APRIL might mark the middle of the election campaign, but that's not the only major event in Mr Kennedy's life on his mind at present.
His wife Sarah is expecting their first child at any time - and he's clearly the proud expectant dad.
“It's slightly manic at home at the moment as we prepare for the new arrival. I spent last weekend getting things ready - like trying to work out the cot and the pram!
“There's all this activity going on, but the little one hasn't arrived yet - it's a bit like Hamlet without the prince in our household at the moment!”
Mr Kennedy is determined to be present at the birth and has made contingency plans for his Liberal Democrat colleagues to cover for him if he has to drop everything.
So long as the new arrival doesn't put in his or her appearance on election night . . .
LIBERAL Democrats have an uphill battle in Suffolk's parliamentary seats - they have been pushed into third place in the last two general elections.
However they do have a base to build because during the 1980s and in 1992 they were second - albeit a distant second - in most of the county's rural seats.
Their best hope is in the South Suffolk seat currently held by shadow cabinet minister Tim Yeo.
This time county councillor Kathy Pollard will be fighting the seat again - her party was just 2,500 votes behind second-placed Labour in 2001.

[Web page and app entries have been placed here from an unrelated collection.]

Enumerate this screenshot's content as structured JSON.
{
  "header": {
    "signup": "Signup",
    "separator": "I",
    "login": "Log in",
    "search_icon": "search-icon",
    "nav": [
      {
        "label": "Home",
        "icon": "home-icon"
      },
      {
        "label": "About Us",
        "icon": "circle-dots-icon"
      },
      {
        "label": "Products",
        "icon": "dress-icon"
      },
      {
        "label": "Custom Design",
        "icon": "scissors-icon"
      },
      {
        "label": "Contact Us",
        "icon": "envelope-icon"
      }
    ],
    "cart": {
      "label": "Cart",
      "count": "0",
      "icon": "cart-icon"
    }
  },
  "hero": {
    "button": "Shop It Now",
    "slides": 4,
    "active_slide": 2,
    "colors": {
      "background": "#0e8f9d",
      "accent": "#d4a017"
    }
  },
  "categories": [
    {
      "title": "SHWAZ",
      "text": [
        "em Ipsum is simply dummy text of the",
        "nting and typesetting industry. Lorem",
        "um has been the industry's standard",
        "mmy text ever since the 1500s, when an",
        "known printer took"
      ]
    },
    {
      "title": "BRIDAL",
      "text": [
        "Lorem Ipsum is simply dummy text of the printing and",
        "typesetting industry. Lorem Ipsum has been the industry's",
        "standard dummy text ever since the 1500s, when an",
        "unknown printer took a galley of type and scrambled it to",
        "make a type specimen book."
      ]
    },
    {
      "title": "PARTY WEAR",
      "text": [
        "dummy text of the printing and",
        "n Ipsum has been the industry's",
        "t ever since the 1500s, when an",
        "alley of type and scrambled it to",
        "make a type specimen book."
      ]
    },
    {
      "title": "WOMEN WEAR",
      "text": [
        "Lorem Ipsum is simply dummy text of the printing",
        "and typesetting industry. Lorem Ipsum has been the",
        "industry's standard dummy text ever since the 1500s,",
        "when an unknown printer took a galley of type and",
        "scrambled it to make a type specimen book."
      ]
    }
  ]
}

In Ipswich borough councillor Richard Atkins is hoping to come from third place - the party fought a strong campaign in the 2001 by-election and believes it was prevented from leapfrogging the other parties because the campaign was so short.